Science Museum features students in race exhibit

By Diana Petty

To explore the issue of racial identities, the American Anthropological Association is sponsoring a traveling exhibit called “Race: Are We So Different?” The exhibit at the Science Museum of Minnesota takes visitors through an interactive journey intended to help them understand what race is and what it is not. A combination of personal stories and academic insight, the exhibit focuses on three central themes: the everyday experience of race, the science of human variation, and the history of the concept not only in the U.S. but throughout the world. Stepping into the exhibit, visitors are presented with a world of visual representations of the human appearance; photographs abound, plasma screens show personal interviews, and thousands of lines of text offer insight into the concept and reality of race.

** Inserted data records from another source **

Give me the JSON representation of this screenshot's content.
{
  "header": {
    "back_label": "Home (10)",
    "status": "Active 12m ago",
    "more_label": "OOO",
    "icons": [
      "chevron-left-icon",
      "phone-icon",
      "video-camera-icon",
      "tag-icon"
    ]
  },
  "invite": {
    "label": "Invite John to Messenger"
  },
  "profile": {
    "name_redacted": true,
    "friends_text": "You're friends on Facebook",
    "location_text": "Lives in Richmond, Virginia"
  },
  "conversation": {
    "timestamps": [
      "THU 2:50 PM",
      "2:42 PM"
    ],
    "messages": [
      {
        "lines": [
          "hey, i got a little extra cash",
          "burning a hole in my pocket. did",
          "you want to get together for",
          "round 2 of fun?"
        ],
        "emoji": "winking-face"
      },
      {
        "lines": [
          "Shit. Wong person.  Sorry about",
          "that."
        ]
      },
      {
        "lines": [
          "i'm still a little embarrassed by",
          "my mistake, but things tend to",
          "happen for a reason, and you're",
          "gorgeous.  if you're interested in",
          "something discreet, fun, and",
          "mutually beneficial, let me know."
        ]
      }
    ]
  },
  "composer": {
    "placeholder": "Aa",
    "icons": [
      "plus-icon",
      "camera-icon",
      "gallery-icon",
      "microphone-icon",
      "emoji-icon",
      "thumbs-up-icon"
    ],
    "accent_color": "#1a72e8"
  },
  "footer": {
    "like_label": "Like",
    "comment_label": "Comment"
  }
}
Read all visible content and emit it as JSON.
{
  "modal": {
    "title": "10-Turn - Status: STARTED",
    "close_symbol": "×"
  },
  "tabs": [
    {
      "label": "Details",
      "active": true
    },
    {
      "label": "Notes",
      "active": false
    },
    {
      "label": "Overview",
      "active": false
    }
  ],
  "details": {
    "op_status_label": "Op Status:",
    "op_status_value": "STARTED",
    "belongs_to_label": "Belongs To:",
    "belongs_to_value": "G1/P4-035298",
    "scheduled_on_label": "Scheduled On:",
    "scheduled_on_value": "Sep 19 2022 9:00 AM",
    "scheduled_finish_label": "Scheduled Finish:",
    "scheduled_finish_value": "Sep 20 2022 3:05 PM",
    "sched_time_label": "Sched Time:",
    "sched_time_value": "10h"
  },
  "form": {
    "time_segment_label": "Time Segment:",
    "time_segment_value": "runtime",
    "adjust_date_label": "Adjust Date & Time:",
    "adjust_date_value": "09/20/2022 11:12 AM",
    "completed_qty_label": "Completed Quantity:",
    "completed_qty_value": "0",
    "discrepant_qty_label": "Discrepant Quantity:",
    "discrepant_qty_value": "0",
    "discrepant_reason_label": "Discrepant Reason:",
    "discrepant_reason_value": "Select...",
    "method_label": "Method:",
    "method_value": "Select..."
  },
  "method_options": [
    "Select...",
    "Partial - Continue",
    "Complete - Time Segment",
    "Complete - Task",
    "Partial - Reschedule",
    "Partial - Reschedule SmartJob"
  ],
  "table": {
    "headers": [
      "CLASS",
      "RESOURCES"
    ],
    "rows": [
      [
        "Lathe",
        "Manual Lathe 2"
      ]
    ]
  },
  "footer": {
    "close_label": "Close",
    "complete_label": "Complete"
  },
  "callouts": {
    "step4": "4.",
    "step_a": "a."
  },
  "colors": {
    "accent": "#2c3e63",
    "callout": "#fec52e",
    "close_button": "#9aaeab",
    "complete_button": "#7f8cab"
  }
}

Greeting guests upon their arrival is a five-by six-foot picture of Macalester’s latest Mellon Mays Undergraduate fellows and advisor, history professor Peter Rachleff.
Rachleff and the other students wear a t-shirt labeling them as the U.S. census would have defined them in different decades throughout history. From slave to Negro to Black or Indian to Eskimo to Alaskan Native this image is meant to help visitors conceptualize the role the government might play in creating racial labels.

The Mellon Mays fellowship is a 20- year old national program that includes 39 colleges and universities and encourages students of color to do research and attend graduate school. Macalester has been participating for five years and this year’s fellows were approached by exhibit designer Robert Garfinkel to participate.

“They wanted a group of ethnically diverse individuals willing to let their bodies be used to show how the census influences racial perceptions. I further wanted the students to use their minds, in addition to their bodies, to help represent this complex issue to the public,” Rachleff said.

Rachleff said he is pleased that the fellows’ contribution will remain a prominent part of the exhibit as it travels from city to city for the next seven years.

Rachleff said the exhibit accomplishes the often-difficult task of bringing an academic issue to a broader audience.

“When exploring the social construction of race, the exhibit creates a solid discussion of the material dimensions of race: healthcare, housing, etc. The terms and categories used by the census are influential beyond just what people look like,” Rachleff said.

Many other Macalester students have already had a chance to visit the exhibit. “You always have your own viewpoint about what race is based on your own experience,” Kari Tanaka ’08 said. “The exhibit shows how to look at race as a whole.”

Megan Thompson ’08, a psychology major, said, “I wish that some of my friends from high school that aren’t as socially aware or know people of different races could come to this exhibit and see how similar we all really are.”
Both Tanaka and Thompson come from multi-ethnic families, African-American/ Native-American and Japanese/caucasian respectively, and commented that it was nice to hear other people’s experiences dealing with the “what race are you” question. For them, the experience confirmed existing impressions on race but also offered new information to which they could relate.

Tanaka said that Macalester’s emphasis on multiculturalism and diversity is reflected in the exhibit: “I think Macalester is already very racially conscious and many of the social science classes I’ve taken have discussed these sorts of issues. But being at the exhibit and seeing others, particularly younger kids, learning that though we may view each other differently, we really aren’t that different, was truly inspiring.”
From human origins in Africa to the creation of race to the history of affirmative action to how sunlight really decides the color of your skin, the exhibit is at the Science Museum until May 6. The cost is included in the price of general admission which is $9.50 for students.

For those interested in further exploration race related issues, there are many other upcoming opportunities. In addition to the Science Museum exhibit, the Walker Art Center is also featuring an exhibition that deals with race. Kara Walker’s art will be displayed in the “My Complement, My Enemy, My Oppressor, My Love” exhibit from February 13 to May 17.

In celebration of these exhibits the Macalester American Studies Department’s eighth annual conference will be sponsoring bus trips to see them as well as offering speeches by exhibit designer Robert Garfinkel, the Mellon Mays fellows, and prominent USC scholar in African American history Robin D. G. Kelley. The conference will be held the weekend of February 23 and more information is available in the American Studies department.

For more information about the “Race: Are We So Different?” exhibit, visit www.understandingrace.org.